[[ DATA SUPPLIED open ]]
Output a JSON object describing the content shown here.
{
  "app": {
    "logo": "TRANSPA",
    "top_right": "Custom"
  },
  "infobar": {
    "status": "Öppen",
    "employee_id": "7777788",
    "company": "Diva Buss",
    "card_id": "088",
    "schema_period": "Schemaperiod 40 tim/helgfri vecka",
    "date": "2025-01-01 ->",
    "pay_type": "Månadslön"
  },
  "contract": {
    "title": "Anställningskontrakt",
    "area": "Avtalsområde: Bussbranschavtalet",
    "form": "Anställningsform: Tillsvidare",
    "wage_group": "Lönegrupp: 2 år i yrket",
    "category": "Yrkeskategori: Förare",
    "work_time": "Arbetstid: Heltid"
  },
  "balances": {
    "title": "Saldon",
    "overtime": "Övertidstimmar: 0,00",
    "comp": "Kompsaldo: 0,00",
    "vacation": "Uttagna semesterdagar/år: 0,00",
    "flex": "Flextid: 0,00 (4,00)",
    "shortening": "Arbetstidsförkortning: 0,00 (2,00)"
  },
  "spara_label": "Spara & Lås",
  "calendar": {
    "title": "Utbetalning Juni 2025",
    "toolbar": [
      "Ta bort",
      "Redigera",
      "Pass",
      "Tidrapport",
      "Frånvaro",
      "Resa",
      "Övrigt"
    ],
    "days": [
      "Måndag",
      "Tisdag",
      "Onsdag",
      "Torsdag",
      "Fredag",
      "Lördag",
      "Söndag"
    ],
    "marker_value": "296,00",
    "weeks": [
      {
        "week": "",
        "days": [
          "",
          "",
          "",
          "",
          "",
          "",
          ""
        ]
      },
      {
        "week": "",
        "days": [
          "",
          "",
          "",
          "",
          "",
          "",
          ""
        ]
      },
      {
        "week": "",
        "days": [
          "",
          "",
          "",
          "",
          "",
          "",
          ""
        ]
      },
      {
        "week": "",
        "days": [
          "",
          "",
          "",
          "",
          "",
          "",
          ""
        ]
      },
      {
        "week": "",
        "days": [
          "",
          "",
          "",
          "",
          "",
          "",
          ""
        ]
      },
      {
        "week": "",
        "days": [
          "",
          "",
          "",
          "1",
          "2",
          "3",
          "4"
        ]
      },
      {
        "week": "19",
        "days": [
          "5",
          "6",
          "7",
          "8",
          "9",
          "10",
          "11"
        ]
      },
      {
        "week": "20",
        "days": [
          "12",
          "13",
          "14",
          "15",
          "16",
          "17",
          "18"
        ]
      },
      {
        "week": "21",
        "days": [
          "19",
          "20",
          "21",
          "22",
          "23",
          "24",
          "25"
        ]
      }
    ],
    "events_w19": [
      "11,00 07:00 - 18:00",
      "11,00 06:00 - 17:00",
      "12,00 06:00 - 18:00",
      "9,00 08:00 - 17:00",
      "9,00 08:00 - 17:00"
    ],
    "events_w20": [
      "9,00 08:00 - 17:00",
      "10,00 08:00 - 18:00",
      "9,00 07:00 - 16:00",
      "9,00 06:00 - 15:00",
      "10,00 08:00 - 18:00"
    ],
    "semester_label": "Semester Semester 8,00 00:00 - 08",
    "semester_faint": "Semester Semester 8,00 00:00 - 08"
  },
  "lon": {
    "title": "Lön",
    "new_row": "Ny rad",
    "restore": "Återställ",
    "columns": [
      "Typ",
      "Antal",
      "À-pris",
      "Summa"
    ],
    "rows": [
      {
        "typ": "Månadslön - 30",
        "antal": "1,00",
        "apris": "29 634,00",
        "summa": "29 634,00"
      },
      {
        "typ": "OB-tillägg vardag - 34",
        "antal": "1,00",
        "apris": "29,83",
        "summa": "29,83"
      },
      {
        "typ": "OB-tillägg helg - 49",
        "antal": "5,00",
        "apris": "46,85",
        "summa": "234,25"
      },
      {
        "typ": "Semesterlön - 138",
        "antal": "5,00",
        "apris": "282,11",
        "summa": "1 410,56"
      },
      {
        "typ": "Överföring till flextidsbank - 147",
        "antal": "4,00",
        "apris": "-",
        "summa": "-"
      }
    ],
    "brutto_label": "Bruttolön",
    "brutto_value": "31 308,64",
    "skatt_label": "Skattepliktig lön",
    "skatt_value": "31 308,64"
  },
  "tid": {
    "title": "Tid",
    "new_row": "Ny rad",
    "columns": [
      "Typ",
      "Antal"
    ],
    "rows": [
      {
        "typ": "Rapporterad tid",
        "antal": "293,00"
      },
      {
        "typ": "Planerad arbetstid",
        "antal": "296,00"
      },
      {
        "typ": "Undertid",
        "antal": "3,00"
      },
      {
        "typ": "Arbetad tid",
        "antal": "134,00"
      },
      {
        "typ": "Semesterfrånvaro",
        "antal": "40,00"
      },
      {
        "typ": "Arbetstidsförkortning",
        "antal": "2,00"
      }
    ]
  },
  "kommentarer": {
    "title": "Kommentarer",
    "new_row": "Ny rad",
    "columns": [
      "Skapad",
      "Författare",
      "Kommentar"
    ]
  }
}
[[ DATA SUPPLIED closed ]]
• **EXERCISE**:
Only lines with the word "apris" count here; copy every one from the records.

• **TASK SOLUTION**:
        "apris": "29 634,00",
        "apris": "29,83",
        "apris": "46,85",
        "apris": "282,11",
        "apris": "-",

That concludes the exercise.